- Exercise prompt
For each line below, check whether "this" is present. Report how many lines have it, nothing else.

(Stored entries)
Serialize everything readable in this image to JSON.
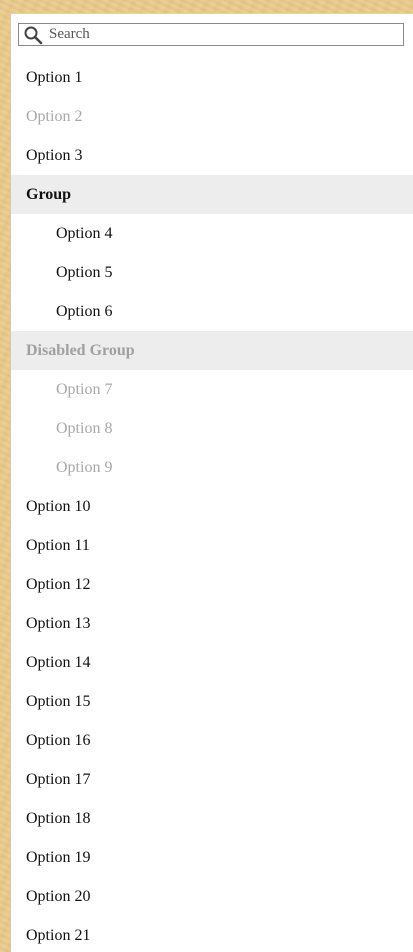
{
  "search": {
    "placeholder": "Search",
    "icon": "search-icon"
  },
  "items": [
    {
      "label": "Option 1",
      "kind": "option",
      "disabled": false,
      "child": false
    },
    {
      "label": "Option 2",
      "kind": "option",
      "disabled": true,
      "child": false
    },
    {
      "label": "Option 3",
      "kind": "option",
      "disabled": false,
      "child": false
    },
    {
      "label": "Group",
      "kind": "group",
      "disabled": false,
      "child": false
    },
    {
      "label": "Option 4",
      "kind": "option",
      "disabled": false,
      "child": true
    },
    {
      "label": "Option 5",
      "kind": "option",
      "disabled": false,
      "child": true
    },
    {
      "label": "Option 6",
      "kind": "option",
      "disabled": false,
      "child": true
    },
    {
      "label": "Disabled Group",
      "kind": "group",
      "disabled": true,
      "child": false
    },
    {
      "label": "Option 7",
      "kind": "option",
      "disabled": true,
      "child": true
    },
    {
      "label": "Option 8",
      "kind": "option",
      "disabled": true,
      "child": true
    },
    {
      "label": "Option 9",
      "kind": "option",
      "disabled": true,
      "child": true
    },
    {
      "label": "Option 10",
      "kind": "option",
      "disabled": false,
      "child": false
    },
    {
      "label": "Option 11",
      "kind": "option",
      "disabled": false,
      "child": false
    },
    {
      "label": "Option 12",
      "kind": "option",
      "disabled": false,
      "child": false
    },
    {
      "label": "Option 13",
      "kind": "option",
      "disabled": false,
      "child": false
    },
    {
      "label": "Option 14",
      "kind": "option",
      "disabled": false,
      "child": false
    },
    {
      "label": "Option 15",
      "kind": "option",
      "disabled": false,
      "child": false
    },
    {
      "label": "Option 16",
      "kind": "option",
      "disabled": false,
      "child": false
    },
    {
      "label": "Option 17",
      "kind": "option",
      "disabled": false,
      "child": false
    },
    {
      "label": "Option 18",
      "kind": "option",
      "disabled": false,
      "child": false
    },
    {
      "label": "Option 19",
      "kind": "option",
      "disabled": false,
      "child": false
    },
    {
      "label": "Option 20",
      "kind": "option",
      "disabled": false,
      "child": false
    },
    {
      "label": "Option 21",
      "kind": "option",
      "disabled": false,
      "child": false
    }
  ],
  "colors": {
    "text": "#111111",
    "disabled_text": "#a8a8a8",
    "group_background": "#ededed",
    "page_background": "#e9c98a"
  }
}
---
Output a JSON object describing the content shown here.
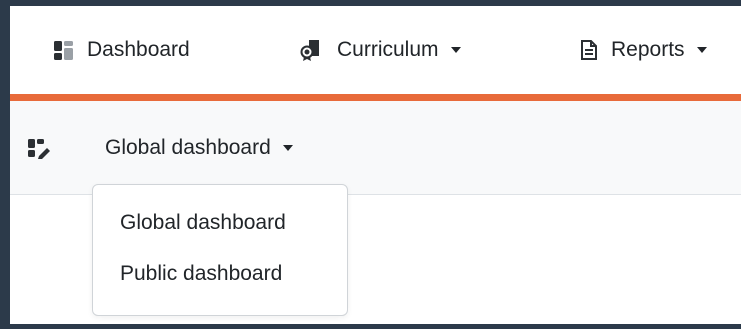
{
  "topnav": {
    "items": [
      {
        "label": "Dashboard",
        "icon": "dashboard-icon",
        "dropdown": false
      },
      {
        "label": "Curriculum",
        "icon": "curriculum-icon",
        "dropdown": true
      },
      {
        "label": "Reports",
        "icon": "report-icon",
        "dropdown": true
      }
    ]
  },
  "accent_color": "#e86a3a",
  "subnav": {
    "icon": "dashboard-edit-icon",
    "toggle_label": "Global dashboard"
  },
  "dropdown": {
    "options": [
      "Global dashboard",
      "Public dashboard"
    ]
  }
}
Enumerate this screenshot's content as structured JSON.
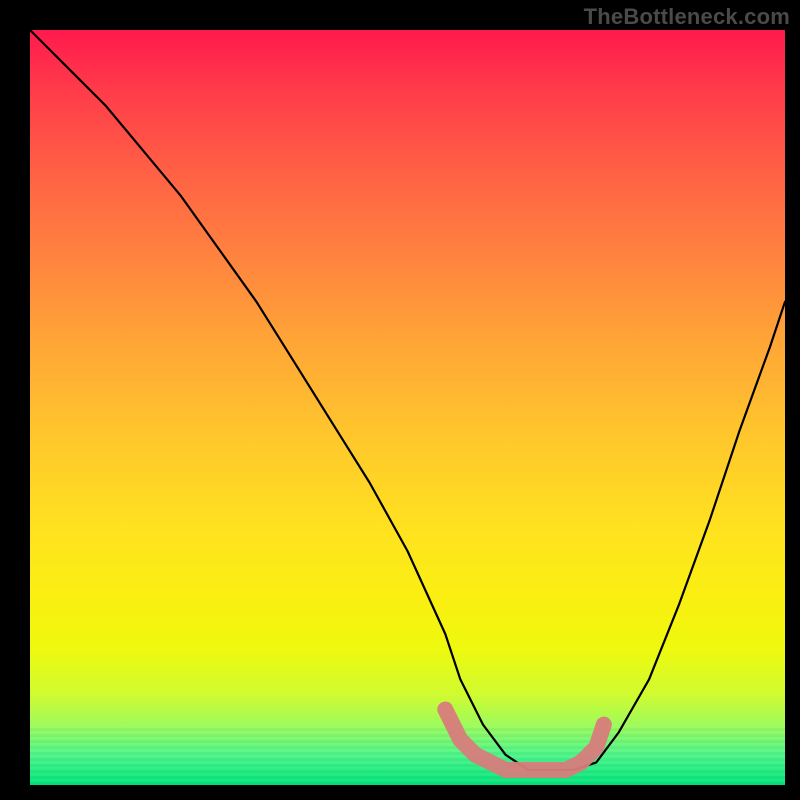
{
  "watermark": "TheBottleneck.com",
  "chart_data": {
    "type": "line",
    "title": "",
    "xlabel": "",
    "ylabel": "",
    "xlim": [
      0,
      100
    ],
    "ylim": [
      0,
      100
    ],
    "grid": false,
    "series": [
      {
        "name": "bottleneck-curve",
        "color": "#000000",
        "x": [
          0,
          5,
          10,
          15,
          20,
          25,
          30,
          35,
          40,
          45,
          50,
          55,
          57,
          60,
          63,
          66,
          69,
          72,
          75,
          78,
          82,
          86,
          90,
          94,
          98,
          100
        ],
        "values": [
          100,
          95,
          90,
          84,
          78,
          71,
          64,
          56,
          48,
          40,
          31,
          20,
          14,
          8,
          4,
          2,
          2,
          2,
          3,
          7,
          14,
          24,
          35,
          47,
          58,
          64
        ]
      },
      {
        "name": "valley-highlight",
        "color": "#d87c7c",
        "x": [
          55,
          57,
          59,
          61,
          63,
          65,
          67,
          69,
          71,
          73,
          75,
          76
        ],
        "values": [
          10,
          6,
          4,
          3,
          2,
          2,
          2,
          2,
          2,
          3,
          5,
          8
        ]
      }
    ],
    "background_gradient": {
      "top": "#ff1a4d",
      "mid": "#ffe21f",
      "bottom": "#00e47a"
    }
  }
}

- Answer box
2